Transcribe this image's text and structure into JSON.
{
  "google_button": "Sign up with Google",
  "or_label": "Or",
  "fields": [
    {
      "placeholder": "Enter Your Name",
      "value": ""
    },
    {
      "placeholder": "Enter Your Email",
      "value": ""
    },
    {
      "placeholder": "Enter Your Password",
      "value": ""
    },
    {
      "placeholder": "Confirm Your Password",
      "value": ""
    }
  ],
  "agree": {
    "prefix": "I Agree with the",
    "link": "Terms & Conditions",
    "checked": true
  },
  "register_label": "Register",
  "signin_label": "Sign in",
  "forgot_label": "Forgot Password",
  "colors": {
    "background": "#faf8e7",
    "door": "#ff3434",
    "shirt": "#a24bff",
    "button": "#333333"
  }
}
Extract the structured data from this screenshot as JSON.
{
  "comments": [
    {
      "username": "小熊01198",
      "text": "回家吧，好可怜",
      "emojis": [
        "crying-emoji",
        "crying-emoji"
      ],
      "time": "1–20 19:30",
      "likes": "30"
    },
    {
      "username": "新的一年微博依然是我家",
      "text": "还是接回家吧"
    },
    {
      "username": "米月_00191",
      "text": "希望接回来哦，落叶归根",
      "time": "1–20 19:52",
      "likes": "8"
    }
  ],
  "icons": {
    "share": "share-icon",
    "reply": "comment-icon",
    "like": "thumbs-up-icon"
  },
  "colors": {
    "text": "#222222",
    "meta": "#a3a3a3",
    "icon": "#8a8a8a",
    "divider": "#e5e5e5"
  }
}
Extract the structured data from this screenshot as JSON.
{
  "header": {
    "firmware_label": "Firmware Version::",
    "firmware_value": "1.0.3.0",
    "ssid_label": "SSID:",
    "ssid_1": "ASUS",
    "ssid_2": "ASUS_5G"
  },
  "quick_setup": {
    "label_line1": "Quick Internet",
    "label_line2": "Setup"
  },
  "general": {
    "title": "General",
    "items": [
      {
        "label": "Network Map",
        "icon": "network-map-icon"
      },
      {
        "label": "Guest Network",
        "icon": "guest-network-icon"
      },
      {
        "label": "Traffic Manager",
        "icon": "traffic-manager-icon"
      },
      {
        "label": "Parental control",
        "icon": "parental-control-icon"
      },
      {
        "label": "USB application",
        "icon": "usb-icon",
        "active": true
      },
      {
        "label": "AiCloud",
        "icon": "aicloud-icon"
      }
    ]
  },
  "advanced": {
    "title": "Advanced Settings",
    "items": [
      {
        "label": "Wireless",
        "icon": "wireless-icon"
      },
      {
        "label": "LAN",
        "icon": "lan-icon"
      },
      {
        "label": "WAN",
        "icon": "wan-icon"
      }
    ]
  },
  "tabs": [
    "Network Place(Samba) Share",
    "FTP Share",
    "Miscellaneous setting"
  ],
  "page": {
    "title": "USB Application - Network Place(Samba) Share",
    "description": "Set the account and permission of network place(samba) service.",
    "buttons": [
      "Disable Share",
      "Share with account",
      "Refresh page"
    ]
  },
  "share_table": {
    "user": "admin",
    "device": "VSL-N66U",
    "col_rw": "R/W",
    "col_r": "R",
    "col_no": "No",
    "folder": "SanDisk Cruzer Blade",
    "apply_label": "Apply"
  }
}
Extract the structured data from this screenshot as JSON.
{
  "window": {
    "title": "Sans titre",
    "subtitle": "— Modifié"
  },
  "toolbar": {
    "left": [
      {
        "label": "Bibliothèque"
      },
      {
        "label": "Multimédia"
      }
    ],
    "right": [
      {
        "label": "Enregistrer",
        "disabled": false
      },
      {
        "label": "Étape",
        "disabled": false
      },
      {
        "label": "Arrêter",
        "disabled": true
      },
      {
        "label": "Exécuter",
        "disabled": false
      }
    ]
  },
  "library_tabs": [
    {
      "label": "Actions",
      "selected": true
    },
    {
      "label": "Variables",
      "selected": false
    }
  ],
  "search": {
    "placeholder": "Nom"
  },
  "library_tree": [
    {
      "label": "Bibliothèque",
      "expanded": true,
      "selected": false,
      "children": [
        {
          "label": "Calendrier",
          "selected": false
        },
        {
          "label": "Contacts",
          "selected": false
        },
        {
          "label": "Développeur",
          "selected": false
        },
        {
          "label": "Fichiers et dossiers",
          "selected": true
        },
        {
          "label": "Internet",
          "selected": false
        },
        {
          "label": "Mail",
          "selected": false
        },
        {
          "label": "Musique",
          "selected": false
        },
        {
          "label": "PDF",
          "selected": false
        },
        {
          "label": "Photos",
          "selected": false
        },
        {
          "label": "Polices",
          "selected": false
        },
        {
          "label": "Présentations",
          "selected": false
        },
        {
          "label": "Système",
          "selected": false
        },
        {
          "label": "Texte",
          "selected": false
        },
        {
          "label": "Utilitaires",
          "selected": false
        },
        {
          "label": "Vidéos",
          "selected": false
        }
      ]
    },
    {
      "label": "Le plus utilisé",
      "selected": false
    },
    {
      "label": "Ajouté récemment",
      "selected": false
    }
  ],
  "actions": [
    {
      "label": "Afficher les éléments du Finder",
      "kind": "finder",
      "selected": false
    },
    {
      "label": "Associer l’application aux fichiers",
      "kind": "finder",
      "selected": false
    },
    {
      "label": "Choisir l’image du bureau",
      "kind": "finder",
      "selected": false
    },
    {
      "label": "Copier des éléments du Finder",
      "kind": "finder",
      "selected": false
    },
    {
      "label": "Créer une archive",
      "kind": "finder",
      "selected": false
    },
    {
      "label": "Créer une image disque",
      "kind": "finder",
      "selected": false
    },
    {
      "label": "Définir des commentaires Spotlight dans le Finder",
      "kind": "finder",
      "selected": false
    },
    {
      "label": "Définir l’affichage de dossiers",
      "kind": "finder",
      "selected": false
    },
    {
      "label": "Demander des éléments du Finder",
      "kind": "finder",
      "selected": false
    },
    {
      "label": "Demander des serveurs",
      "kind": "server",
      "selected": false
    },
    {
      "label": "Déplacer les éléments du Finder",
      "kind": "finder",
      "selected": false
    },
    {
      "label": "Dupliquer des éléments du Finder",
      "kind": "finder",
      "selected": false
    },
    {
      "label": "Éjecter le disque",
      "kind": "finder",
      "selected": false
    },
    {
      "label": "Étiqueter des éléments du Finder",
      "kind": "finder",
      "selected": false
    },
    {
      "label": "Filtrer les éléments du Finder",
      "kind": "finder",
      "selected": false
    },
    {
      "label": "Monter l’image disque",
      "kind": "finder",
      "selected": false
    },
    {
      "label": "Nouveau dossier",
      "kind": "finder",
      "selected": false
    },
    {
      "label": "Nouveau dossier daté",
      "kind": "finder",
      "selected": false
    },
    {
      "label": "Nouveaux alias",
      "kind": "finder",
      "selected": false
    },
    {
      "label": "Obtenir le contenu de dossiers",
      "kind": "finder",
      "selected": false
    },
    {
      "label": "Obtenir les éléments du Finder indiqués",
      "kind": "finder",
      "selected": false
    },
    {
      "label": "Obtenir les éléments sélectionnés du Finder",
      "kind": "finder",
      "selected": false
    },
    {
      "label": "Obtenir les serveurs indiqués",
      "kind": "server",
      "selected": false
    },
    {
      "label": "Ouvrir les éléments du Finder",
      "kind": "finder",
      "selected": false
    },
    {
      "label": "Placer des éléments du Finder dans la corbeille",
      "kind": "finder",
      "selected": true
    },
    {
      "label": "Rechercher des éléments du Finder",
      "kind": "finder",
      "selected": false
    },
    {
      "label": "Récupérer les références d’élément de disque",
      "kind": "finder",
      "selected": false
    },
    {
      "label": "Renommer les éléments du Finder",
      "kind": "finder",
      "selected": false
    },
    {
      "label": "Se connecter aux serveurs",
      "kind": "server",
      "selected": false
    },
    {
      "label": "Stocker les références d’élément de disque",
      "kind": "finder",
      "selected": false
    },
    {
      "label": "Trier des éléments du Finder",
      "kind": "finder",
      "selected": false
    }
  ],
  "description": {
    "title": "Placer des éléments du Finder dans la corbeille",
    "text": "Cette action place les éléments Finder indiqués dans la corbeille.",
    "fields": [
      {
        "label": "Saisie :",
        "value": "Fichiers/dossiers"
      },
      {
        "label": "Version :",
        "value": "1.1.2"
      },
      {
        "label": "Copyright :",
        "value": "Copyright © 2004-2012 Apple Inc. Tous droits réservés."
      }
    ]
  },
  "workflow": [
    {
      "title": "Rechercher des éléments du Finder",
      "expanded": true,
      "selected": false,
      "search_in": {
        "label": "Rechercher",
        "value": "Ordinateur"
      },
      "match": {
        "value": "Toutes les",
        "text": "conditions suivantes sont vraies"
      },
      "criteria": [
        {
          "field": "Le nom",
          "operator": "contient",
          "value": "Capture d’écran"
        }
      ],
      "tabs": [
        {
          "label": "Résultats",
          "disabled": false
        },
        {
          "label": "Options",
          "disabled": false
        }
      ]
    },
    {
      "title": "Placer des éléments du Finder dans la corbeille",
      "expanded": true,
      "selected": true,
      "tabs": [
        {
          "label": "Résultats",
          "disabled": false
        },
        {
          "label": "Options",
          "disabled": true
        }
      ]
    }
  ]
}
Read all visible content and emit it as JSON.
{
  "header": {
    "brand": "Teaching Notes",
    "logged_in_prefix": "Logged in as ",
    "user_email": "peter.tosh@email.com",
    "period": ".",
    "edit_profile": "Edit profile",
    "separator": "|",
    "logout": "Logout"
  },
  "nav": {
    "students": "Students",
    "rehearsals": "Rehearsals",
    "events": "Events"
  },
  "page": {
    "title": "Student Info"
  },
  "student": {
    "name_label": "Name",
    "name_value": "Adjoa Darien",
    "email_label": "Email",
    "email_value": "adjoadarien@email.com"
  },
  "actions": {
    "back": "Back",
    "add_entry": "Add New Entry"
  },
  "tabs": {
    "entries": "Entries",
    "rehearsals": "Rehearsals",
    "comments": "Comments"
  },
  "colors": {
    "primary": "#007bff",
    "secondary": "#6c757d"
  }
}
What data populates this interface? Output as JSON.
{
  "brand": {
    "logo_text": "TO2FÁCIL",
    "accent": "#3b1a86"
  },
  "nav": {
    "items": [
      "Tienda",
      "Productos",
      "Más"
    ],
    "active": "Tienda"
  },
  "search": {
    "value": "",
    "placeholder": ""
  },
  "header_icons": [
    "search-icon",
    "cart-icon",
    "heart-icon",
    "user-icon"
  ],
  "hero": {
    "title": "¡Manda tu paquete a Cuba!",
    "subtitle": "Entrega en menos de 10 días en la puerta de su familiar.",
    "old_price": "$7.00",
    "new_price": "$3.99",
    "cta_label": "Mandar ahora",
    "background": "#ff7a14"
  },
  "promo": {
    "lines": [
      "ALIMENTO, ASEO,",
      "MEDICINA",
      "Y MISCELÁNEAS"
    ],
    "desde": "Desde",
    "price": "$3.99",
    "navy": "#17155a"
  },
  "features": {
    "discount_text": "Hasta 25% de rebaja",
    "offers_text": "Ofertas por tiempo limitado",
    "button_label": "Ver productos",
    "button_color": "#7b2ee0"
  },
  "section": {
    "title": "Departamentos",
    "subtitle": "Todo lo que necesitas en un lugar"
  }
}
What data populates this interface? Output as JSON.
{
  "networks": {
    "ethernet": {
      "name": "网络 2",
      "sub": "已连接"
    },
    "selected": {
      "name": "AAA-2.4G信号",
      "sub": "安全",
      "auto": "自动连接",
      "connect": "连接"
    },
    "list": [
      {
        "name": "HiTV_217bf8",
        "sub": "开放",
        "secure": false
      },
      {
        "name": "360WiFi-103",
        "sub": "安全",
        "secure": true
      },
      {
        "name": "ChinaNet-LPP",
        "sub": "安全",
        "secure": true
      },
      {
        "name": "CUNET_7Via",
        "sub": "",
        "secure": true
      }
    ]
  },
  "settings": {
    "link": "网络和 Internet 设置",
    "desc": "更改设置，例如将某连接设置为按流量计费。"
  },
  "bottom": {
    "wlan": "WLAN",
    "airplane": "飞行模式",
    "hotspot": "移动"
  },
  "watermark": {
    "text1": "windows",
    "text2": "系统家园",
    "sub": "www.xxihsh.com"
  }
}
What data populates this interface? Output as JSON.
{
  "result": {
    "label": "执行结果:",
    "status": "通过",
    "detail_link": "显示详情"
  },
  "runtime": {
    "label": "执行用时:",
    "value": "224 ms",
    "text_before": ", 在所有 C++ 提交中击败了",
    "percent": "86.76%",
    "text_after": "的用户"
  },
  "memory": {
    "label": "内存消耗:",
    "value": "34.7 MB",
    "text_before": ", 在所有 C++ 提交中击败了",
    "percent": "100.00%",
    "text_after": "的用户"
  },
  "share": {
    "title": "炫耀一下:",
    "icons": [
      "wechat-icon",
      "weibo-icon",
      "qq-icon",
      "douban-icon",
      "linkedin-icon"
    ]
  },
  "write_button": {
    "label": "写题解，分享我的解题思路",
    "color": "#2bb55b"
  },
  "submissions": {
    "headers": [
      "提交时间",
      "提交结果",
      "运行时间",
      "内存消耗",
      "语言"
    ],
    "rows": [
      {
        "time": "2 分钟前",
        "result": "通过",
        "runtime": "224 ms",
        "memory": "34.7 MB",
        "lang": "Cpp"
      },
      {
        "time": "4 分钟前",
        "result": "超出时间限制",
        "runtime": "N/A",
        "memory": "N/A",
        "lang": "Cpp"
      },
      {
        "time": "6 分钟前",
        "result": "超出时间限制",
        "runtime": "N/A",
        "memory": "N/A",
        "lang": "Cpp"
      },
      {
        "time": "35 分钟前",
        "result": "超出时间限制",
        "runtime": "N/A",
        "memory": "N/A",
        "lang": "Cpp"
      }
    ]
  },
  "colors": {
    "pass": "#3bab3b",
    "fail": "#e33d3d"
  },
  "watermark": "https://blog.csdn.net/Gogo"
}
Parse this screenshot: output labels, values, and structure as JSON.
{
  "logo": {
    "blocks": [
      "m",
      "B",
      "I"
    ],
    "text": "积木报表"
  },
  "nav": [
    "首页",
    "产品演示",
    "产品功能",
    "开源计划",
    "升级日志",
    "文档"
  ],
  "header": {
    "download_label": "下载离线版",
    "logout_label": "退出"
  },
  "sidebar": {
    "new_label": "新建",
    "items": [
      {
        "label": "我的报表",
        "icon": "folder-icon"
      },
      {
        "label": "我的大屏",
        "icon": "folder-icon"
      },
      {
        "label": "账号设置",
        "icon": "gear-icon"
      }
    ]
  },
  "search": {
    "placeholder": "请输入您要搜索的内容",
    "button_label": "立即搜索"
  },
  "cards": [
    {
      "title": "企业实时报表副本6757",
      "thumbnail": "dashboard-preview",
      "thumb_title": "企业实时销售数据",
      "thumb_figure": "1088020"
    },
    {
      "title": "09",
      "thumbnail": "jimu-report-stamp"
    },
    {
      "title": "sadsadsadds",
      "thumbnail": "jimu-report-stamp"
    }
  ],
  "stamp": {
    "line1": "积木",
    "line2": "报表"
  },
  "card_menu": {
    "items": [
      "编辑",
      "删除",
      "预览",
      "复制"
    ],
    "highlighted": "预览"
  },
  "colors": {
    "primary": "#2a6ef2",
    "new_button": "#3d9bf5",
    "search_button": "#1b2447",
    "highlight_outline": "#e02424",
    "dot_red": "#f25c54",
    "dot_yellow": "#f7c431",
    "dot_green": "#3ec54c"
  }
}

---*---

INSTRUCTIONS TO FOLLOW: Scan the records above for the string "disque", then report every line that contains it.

THE ANSWER:
      "label": "Créer une image disque",
      "label": "Éjecter le disque",
      "label": "Monter l’image disque",
      "label": "Récupérer les références d’élément de disque",
      "label": "Stocker les références d’élément de disque",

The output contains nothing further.